No Crying Until the End
“I can’t stand losing visionary father-like figures” a tweet from a friend said. “Yeah, I can’t either” I thought to myself, trying to rationalize the news that Satoru Iwata had passed.
Video games as an entertainment platform, as an artist medium, as a part of the world, are still very much in their infancy. And yet, it’s old enough to have creators who’ve got 30+ years of experience under their belts, entering old age and commenting on how “back in my day, 3D was all red!” Unfortunately, Iwata didn’t get to live to those golden years.
It’s a little weird, to be this upset by the passing of someone I’ve never even stood in the same room with. But then again, Iwata transcended the feeling that he was a stranger to many people. He seemed genuinely warm and caring, always apologizing to his audience when things went wrong, and always ready to give them his all when he could. He wasn’t just some money chasing CEO, he was one of us. He said it himself, in his heart he was always a gamer. Always knowing why we liked what we did, what we wanted more and less of, understanding the joys and frustrations that we as gamers would experience. He “got” us, and tried his best to not let us down. Our joy was his triumph, our anger and sadness his personal failure.

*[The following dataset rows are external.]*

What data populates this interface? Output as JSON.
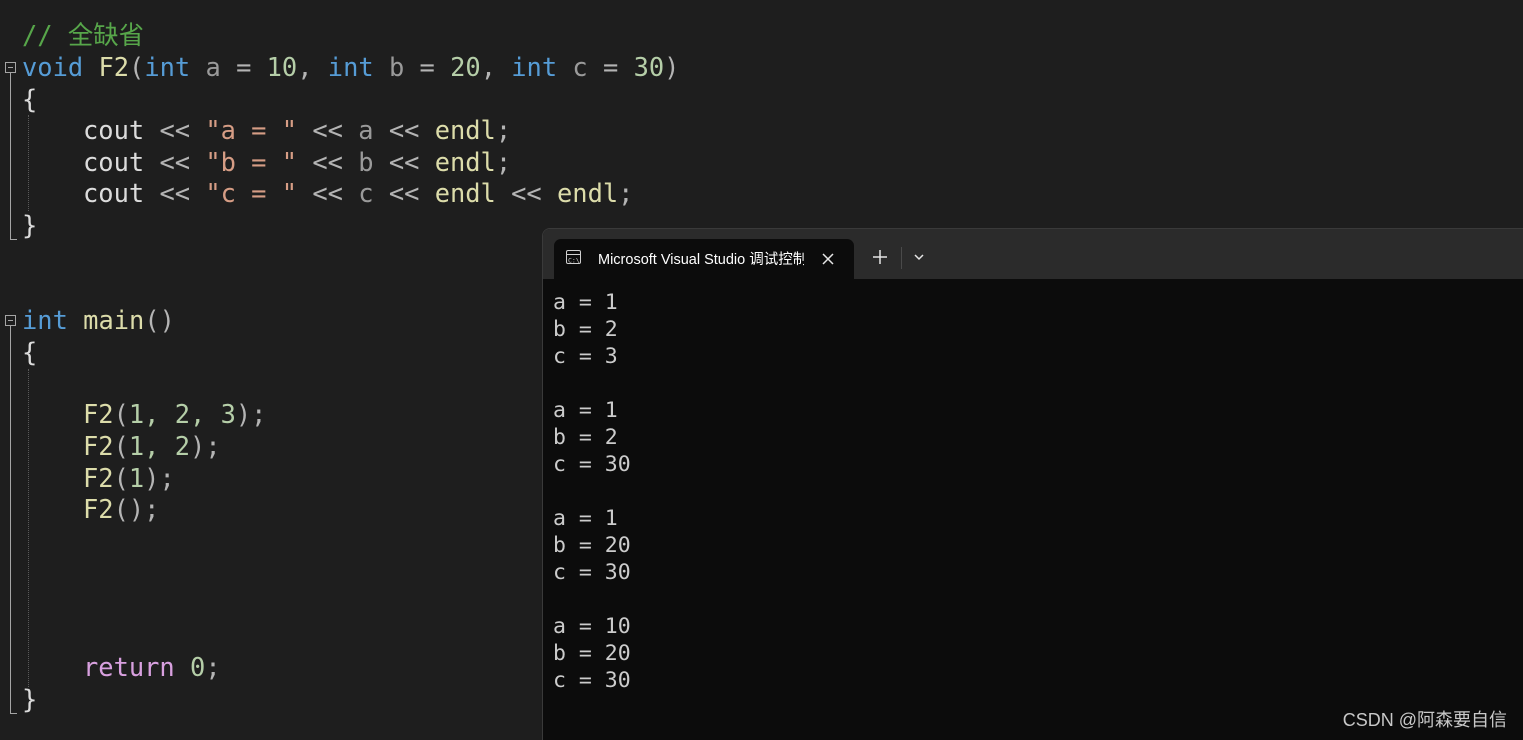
{
  "editor": {
    "comment": "// 全缺省",
    "lines": {
      "sig": {
        "kw1": "void",
        "name": "F2",
        "open": "(",
        "p1t": "int",
        "p1n": "a",
        "p1v": "10",
        "p2t": "int",
        "p2n": "b",
        "p2v": "20",
        "p3t": "int",
        "p3n": "c",
        "p3v": "30",
        "close": ")"
      },
      "open1": "{",
      "out_a": {
        "cout": "cout",
        "op1": "<<",
        "str": "\"a = \"",
        "op2": "<<",
        "var": "a",
        "op3": "<<",
        "endl": "endl",
        "semi": ";"
      },
      "out_b": {
        "cout": "cout",
        "op1": "<<",
        "str": "\"b = \"",
        "op2": "<<",
        "var": "b",
        "op3": "<<",
        "endl": "endl",
        "semi": ";"
      },
      "out_c": {
        "cout": "cout",
        "op1": "<<",
        "str": "\"c = \"",
        "op2": "<<",
        "var": "c",
        "op3": "<<",
        "endl": "endl",
        "op4": "<<",
        "endl2": "endl",
        "semi": ";"
      },
      "close1": "}",
      "main": {
        "kw": "int",
        "name": "main",
        "parens": "()"
      },
      "open2": "{",
      "call1": {
        "name": "F2",
        "args": "1, 2, 3"
      },
      "call2": {
        "name": "F2",
        "args": "1, 2"
      },
      "call3": {
        "name": "F2",
        "args": "1"
      },
      "call4": {
        "name": "F2",
        "args": ""
      },
      "ret": {
        "kw": "return",
        "val": "0",
        "semi": ";"
      },
      "close2": "}"
    }
  },
  "terminal": {
    "tab_title": "Microsoft Visual Studio 调试控制台",
    "close_icon": "close-icon",
    "new_tab_icon": "plus-icon",
    "dropdown_icon": "chevron-down-icon",
    "output": [
      "a = 1",
      "b = 2",
      "c = 3",
      "",
      "a = 1",
      "b = 2",
      "c = 30",
      "",
      "a = 1",
      "b = 20",
      "c = 30",
      "",
      "a = 10",
      "b = 20",
      "c = 30"
    ]
  },
  "watermark": "CSDN @阿森要自信"
}
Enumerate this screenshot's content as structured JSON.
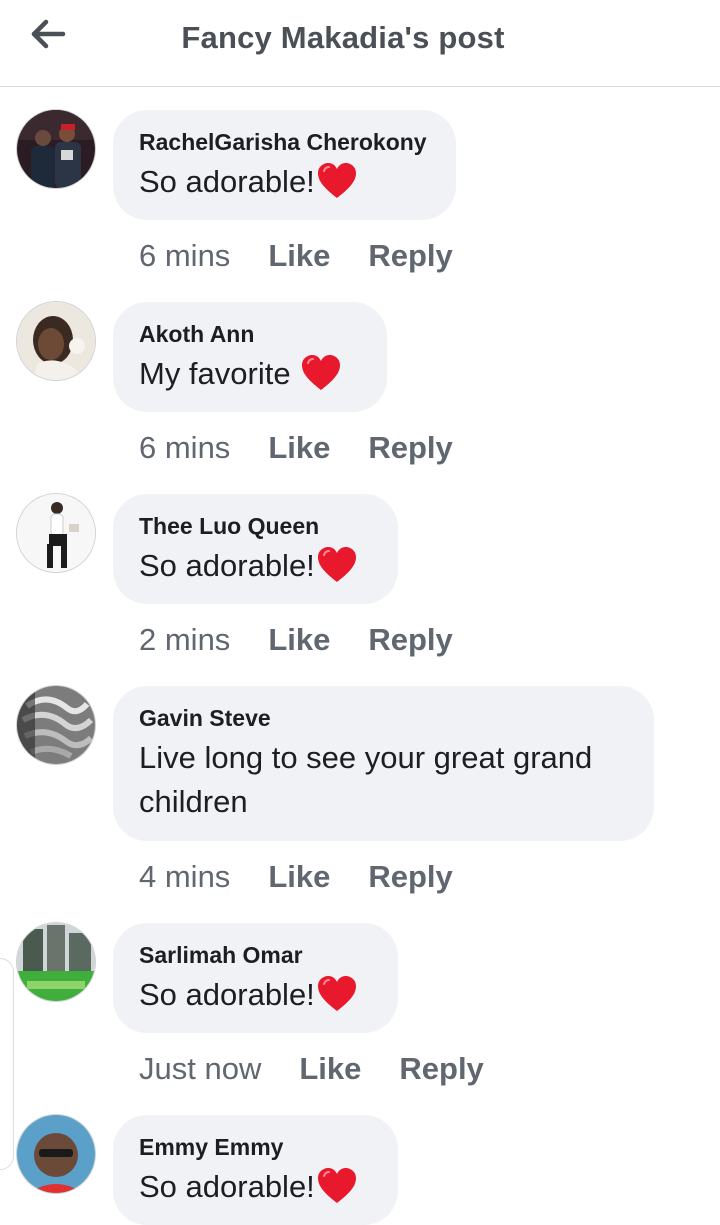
{
  "header": {
    "title": "Fancy Makadia's post",
    "back_icon": "arrow-left-icon"
  },
  "comments": [
    {
      "author": "RachelGarisha Cherokony",
      "text": "So adorable!",
      "has_heart": true,
      "time": "6 mins",
      "like_label": "Like",
      "reply_label": "Reply"
    },
    {
      "author": "Akoth Ann",
      "text": "My favorite ",
      "has_heart": true,
      "time": "6 mins",
      "like_label": "Like",
      "reply_label": "Reply"
    },
    {
      "author": "Thee Luo Queen",
      "text": "So adorable!",
      "has_heart": true,
      "time": "2 mins",
      "like_label": "Like",
      "reply_label": "Reply"
    },
    {
      "author": "Gavin Steve",
      "text": "Live long to see your great grand children",
      "has_heart": false,
      "time": "4 mins",
      "like_label": "Like",
      "reply_label": "Reply"
    },
    {
      "author": "Sarlimah Omar",
      "text": "So adorable!",
      "has_heart": true,
      "time": "Just now",
      "like_label": "Like",
      "reply_label": "Reply"
    },
    {
      "author": "Emmy Emmy",
      "text": "So adorable!",
      "has_heart": true,
      "time": "",
      "like_label": "",
      "reply_label": ""
    }
  ],
  "colors": {
    "bubble": "#f0f2f5",
    "heart": "#e8192c",
    "meta_text": "#606770",
    "title_text": "#4b4f56"
  }
}
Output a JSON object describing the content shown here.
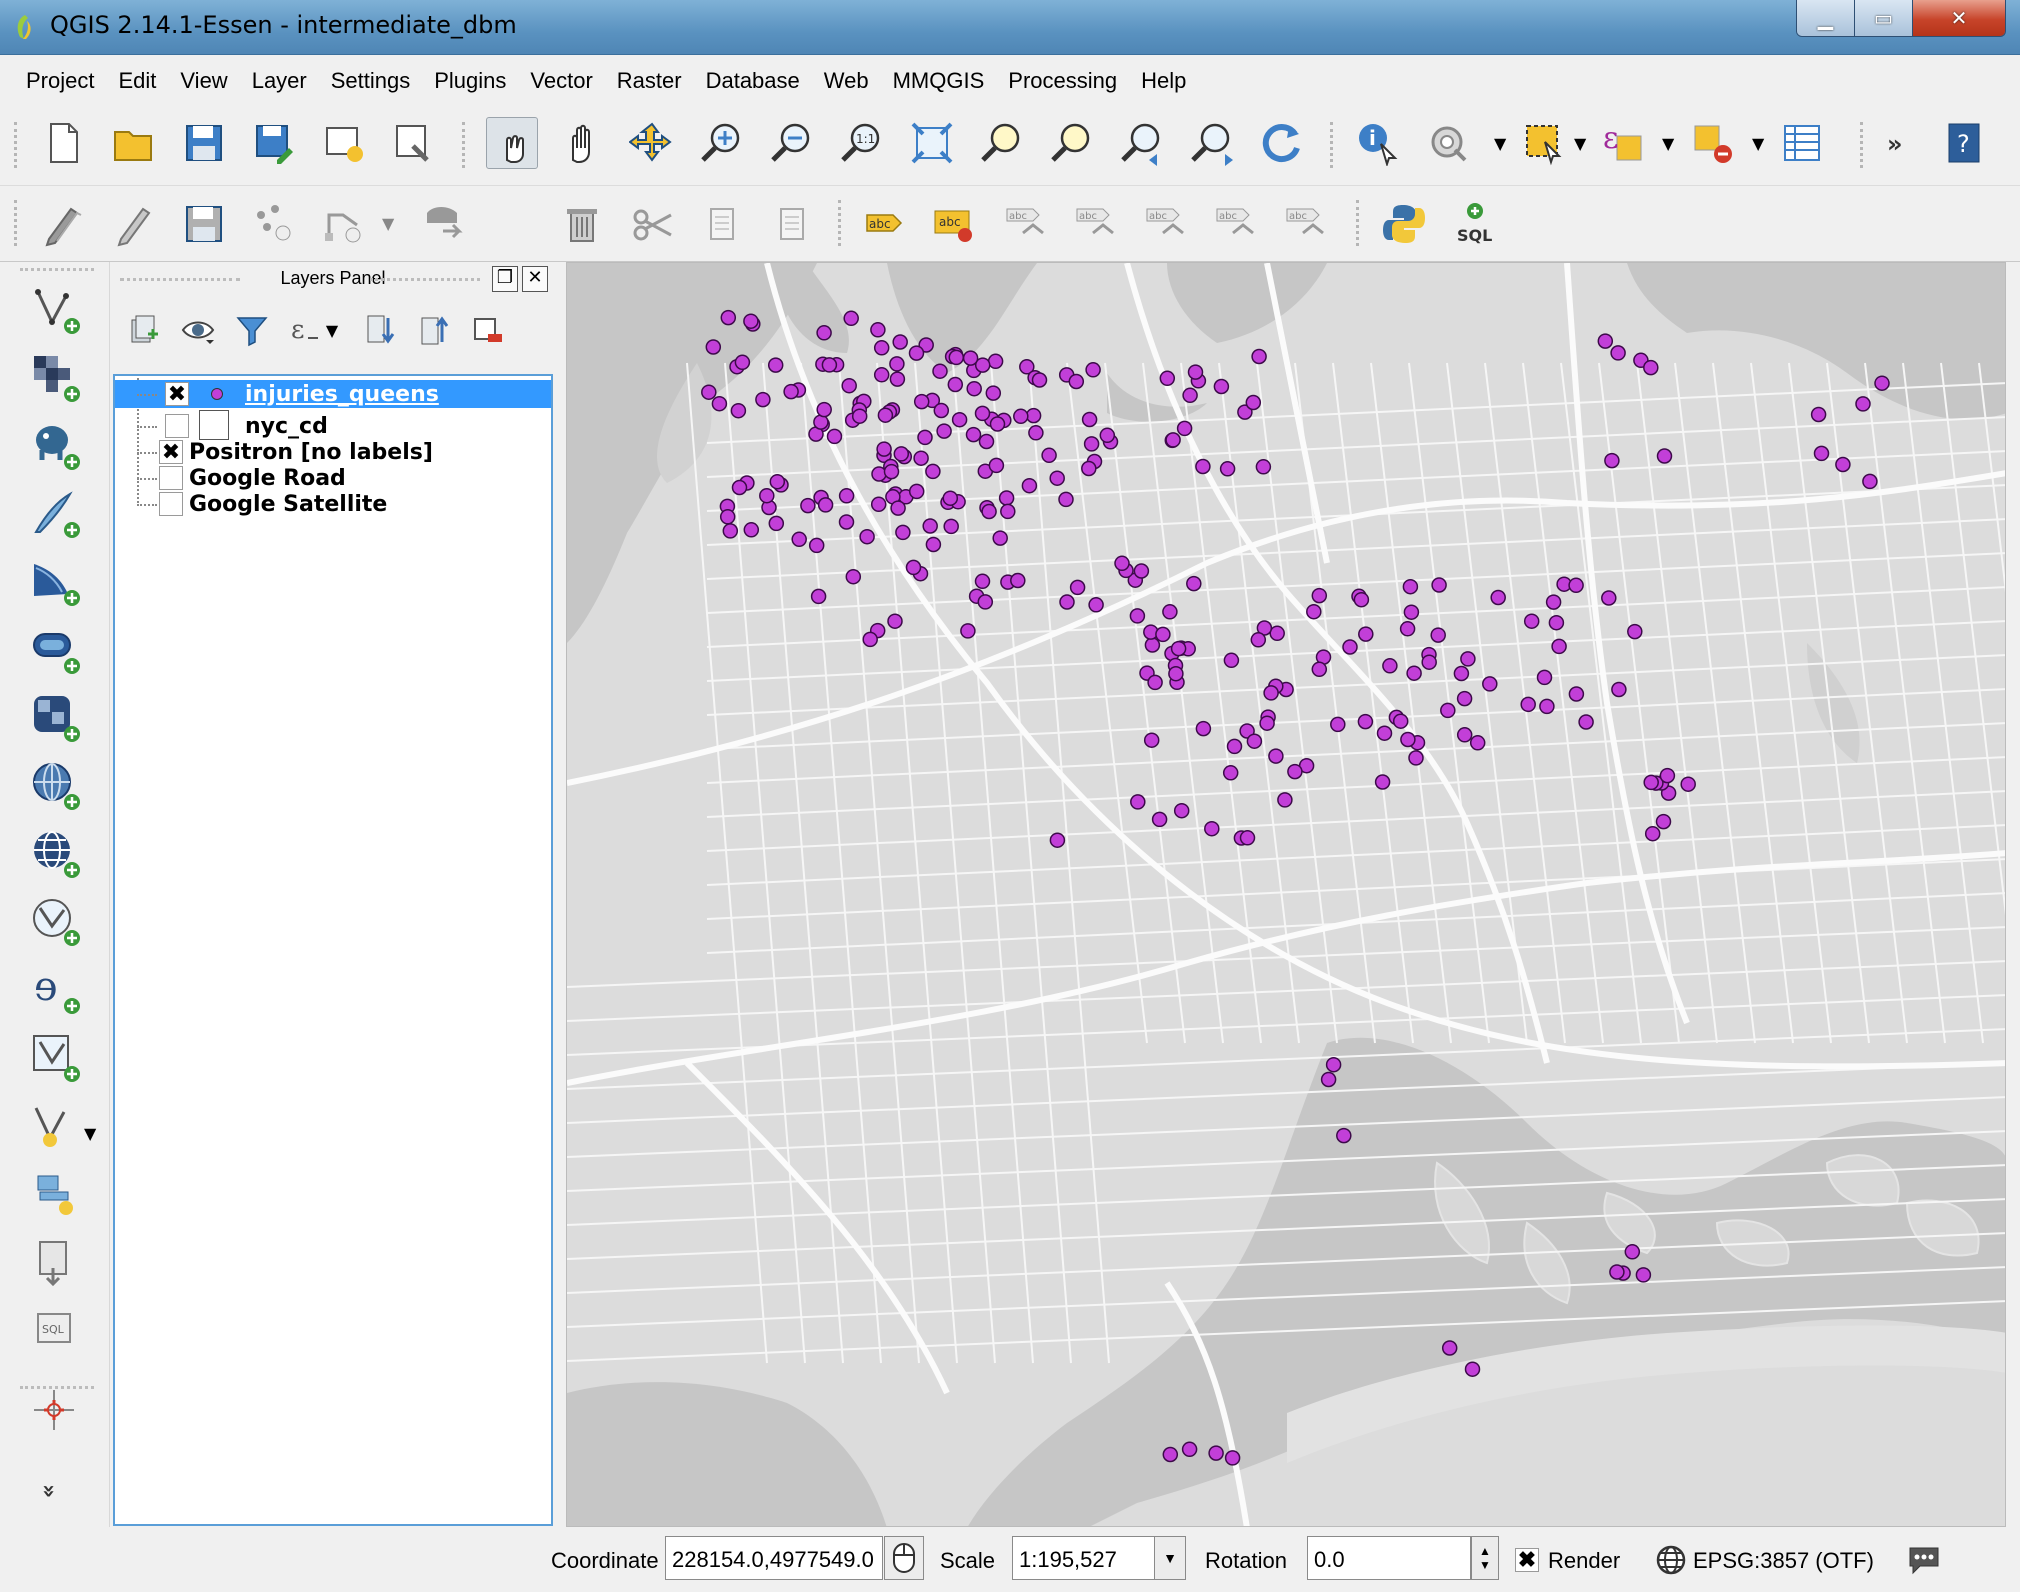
{
  "window": {
    "title": "QGIS 2.14.1-Essen - intermediate_dbm",
    "minimize_icon": "minimize-icon",
    "maximize_icon": "maximize-icon",
    "close_icon": "close-icon"
  },
  "menu": [
    "Project",
    "Edit",
    "View",
    "Layer",
    "Settings",
    "Plugins",
    "Vector",
    "Raster",
    "Database",
    "Web",
    "MMQGIS",
    "Processing",
    "Help"
  ],
  "toolbar_top": [
    "new-project-icon",
    "open-project-icon",
    "save-project-icon",
    "save-as-icon",
    "new-print-composer-icon",
    "composer-manager-icon",
    "touch-zoom-pan-icon",
    "pan-icon",
    "pan-to-selection-icon",
    "zoom-in-icon",
    "zoom-out-icon",
    "zoom-native-icon",
    "zoom-full-icon",
    "zoom-to-selection-icon",
    "zoom-to-layer-icon",
    "zoom-last-icon",
    "zoom-next-icon",
    "refresh-icon",
    "identify-icon",
    "run-action-icon",
    "select-features-icon",
    "expression-select-icon",
    "deselect-icon",
    "attribute-table-icon",
    "more-tools-icon",
    "help-icon"
  ],
  "toolbar_bottom": [
    "current-edits-icon",
    "toggle-editing-icon",
    "save-edits-icon",
    "add-feature-icon",
    "node-tool-icon",
    "move-feature-icon",
    "delete-selected-icon",
    "cut-features-icon",
    "copy-features-icon",
    "paste-features-icon",
    "layer-labeling-icon",
    "pin-labels-icon",
    "show-hide-labels-icon",
    "highlight-pinned-icon",
    "move-label-icon",
    "rotate-label-icon",
    "change-label-icon",
    "python-console-icon",
    "db-manager-sql-icon"
  ],
  "sidebar_tools": [
    "add-vector-layer-icon",
    "add-raster-layer-icon",
    "add-postgis-layer-icon",
    "add-spatialite-layer-icon",
    "add-mssql-layer-icon",
    "add-oracle-layer-icon",
    "add-wms-layer-icon",
    "add-wcs-layer-icon",
    "add-wfs-layer-icon",
    "add-delimited-text-icon",
    "add-virtual-layer-icon",
    "new-shapefile-icon",
    "new-spatialite-icon",
    "new-gpx-icon",
    "load-db-layer-icon",
    "sql-query-icon",
    "coordinate-capture-icon",
    "expand-toolbar-icon"
  ],
  "layers_panel": {
    "title": "Layers Panel",
    "layers": [
      {
        "name": "injuries_queens",
        "checked": true,
        "selected": true
      },
      {
        "name": "nyc_cd",
        "checked": false,
        "selected": false
      },
      {
        "name": "Positron [no labels]",
        "checked": true,
        "selected": false
      },
      {
        "name": "Google Road",
        "checked": false,
        "selected": false
      },
      {
        "name": "Google Satellite",
        "checked": false,
        "selected": false
      }
    ],
    "check_mark": "✖"
  },
  "map": {
    "point_color": "#c23fd8",
    "point_stroke": "#3d0a4a",
    "basemap_land": "#dcdcdc",
    "basemap_water": "#c4c4c4",
    "basemap_road": "#f5f5f5"
  },
  "status": {
    "coordinate_label": "Coordinate",
    "coordinate_value": "228154.0,4977549.0",
    "scale_label": "Scale",
    "scale_value": "1:195,527",
    "rotation_label": "Rotation",
    "rotation_value": "0.0",
    "render_label": "Render",
    "render_checked": "✖",
    "crs_label": "EPSG:3857 (OTF)"
  }
}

A programmer unparalleled in his time, mine, and possibly any other, he helped give birth to my beloved Kirby, saved Earthbound, optimized Pokemon Gold and Silver so good he ended up fitting the Kanto region on the cartridge as well, and more. He oversaw Nintendo through it’s most insane profits, and was doing his best to weather it’s lowest lows. He willingly took a pay cut to keep morale high for his employees rather than firing them. He knew the importance of getting non-gamers to play games, if only so they wouldn’t view video games in a negative light. He understood that there was more to advancing video games than just prettier graphics. He led Nintendo into new, risky territory, and while not all those bets paid off, the industry is better for it. His Iwata Asks and Nintendo Directs linked him directly to his customers, with a childlike glee unseen in other major companies’ leaders. He believed games should be fun for everyone, regardless of who they were. Even in illness, he tried his best to make everything seem okay until the end.
No crying until the end, an Earthbound/Mother 2 ad told us. I guess it’s okay to cry now. We’ve lost a wonderful man, a powerful and respected man who never seem to cheat or wrong us, even when we disagreed with what he was doing. Fans, people he worked with, and even friendly business rivals have poured out their hearts in respect and honor in the wake of his passing. I don’t know if we’ll ever have another leader like him. And maybe video games will be a little less bright because of it.
Rest in peace, Satoru Iwata.